It is transmitted by direct contact with infected animals, contaminated tack, bedding or feed. Fatalities occur in 95% of untreated cases.

There are three forms of the disease, namely nasal, pulmonary and cutaneous, and it can be acute or chronic. The acute form is seen mostly in donkeys, while horses usually suffer from the chronic form. Signs of glanders may be confused with strangles or tuberculosis, amongst others.

  • Nasal glanders: This form, which is mostly acute, usually presents with a high fever, loss of appetite, laboured breathing, coughing, and a yellow-green discharge from the nose. Chronic nasal glanders may result in ulcers inside the nostrils, and the septum may rupture. In carrier equines, nasal lesions can heal to form typical star-shaped scars. The submaxillary lymph nodes swell and may burst, oozing the same yellow-green pus. The acute nasal form of glanders is often followed by pneumonia and death.
  • Pulmonary glanders: Also a mainly acute form, this may present with fever, laboured breathing, frequent and violent coughing episodes, or a persistent dry cough. Diarrhoea may also occur. Some horses that are chronic carriers of glanders may only show pale or calcified lesions in the lungs and respiratory tracts on postmortem. Caseous nodules can sometimes be found in the liver and kidneys.
  • Cutaneous glanders: This chronic form of the disease develops over an extended period, and often begins with coughing and laboured breathing. Initial signs may include fever and enlargement of the lymph nodes.
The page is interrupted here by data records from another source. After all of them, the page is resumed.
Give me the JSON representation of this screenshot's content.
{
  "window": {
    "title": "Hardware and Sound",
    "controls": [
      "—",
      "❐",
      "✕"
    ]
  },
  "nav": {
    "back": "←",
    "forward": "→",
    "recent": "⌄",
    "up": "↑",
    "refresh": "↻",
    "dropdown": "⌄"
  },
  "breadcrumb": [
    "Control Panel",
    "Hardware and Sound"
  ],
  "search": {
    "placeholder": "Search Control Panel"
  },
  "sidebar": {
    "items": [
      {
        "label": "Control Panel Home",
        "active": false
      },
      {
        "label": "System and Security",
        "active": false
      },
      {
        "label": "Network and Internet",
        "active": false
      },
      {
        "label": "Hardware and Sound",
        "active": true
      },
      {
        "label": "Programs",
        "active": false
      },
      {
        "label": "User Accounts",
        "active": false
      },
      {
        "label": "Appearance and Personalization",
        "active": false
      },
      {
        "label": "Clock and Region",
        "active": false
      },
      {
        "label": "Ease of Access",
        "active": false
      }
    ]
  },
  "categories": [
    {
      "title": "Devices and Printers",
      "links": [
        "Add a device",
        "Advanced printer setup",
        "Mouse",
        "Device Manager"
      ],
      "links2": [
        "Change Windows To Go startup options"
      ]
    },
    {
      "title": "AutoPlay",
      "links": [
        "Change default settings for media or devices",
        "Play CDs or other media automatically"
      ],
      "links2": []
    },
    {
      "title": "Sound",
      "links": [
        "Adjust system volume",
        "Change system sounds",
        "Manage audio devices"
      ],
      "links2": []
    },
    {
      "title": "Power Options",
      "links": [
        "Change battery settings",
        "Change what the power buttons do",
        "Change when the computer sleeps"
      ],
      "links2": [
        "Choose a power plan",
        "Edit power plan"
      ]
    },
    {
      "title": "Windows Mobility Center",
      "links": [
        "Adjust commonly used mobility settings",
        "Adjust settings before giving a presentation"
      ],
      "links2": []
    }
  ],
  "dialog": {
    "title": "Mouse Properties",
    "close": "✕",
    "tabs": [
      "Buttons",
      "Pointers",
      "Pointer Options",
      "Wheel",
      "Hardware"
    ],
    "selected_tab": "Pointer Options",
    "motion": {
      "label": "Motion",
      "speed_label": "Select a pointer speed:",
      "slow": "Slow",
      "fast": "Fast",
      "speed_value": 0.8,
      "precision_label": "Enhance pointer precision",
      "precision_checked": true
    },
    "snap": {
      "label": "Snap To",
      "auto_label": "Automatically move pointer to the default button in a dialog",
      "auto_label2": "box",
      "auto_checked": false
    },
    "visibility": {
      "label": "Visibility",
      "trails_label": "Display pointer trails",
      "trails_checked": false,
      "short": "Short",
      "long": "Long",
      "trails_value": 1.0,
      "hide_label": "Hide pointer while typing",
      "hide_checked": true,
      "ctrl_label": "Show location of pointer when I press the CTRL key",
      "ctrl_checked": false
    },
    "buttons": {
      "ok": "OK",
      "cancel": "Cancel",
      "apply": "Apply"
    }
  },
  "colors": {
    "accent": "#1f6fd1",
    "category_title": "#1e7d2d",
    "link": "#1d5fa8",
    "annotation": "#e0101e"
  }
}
It may also present with skin nodules along the lymphatic vessels in the legs and lower abdomen, which burst and ooze pus.

The World Organisation for Animal Health (OIE) recommends the following to prevent the spread of glanders:

  • Humane culling of infected animals and strict animal movement control;
  • Quarantine and thorough disinfection of outbreak areas;
  • Burning and burying infected animal carcasses and all disposable materials, such as feed and bedding;
  • Disinfecting conveyances and equipment.

According to the OIE, experimental antibiotic treatments that have proved effective include doxycycline, ceftrazidime, gentamicin and streptomycin, as well as combinations of sulfazine or sulfamonomethoxine with trimethoprim.

However, antibiotics may result in infected carrier animals that do not present definite symptoms of the disease, which may in turn lead to the infection of humans and other animals.

Dr Mac is an academic, a practising equine veterinarian and a stud owner.